● Supplied data
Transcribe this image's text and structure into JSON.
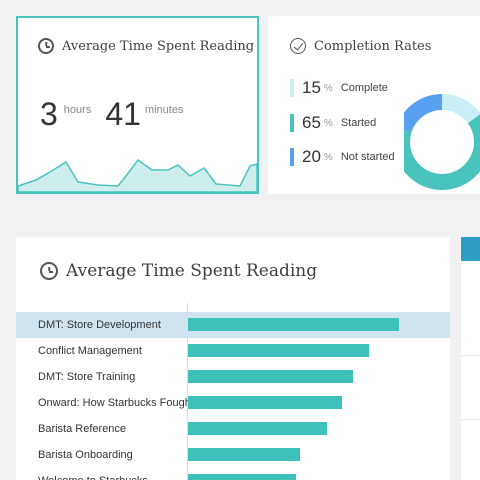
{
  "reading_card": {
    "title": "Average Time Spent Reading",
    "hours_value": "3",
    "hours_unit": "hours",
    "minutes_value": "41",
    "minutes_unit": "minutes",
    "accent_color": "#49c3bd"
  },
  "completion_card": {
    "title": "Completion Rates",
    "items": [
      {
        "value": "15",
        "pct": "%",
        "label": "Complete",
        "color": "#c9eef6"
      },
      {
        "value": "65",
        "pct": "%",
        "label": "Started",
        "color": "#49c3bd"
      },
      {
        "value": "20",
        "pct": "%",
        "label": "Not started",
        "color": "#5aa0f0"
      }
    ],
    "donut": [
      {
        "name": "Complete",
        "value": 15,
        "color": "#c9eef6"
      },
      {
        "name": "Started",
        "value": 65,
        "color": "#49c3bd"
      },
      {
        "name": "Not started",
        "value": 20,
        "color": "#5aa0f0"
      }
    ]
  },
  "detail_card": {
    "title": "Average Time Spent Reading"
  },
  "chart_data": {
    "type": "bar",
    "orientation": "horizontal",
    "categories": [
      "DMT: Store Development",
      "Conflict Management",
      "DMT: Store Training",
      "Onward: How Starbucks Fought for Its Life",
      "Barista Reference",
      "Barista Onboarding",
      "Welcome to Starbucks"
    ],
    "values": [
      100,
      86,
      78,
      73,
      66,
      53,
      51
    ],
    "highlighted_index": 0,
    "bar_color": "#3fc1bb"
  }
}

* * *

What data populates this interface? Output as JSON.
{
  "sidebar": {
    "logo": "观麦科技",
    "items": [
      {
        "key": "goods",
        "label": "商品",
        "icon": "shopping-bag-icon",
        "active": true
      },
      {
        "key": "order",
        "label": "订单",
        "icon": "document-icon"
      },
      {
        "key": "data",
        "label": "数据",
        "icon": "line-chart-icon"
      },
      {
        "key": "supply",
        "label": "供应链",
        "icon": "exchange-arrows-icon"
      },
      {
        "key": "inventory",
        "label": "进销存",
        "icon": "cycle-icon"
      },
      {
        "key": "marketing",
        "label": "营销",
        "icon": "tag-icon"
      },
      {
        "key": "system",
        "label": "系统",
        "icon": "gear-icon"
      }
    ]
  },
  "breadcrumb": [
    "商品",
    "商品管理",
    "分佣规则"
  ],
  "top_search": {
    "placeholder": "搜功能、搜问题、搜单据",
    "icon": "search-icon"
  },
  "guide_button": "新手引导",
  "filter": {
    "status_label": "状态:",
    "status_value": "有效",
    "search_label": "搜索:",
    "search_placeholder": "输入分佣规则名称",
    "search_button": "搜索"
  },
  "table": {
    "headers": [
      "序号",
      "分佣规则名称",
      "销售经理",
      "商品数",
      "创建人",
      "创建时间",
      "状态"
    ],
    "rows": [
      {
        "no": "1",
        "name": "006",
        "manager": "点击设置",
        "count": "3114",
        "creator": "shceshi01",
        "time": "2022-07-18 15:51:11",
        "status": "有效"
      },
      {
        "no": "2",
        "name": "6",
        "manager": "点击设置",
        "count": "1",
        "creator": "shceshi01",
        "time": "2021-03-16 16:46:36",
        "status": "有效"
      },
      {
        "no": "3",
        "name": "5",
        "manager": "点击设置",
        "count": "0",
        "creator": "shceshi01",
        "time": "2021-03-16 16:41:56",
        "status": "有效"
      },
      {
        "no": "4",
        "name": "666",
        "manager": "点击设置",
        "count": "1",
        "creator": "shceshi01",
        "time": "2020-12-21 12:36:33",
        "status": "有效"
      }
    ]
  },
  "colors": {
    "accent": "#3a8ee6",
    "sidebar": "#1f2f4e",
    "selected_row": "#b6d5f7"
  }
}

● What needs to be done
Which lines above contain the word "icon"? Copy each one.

● Response to the exercise
        "icon": "shopping-bag-icon",
        "icon": "document-icon"
        "icon": "line-chart-icon"
        "icon": "exchange-arrows-icon"
        "icon": "cycle-icon"
        "icon": "tag-icon"
        "icon": "gear-icon"
    "icon": "search-icon"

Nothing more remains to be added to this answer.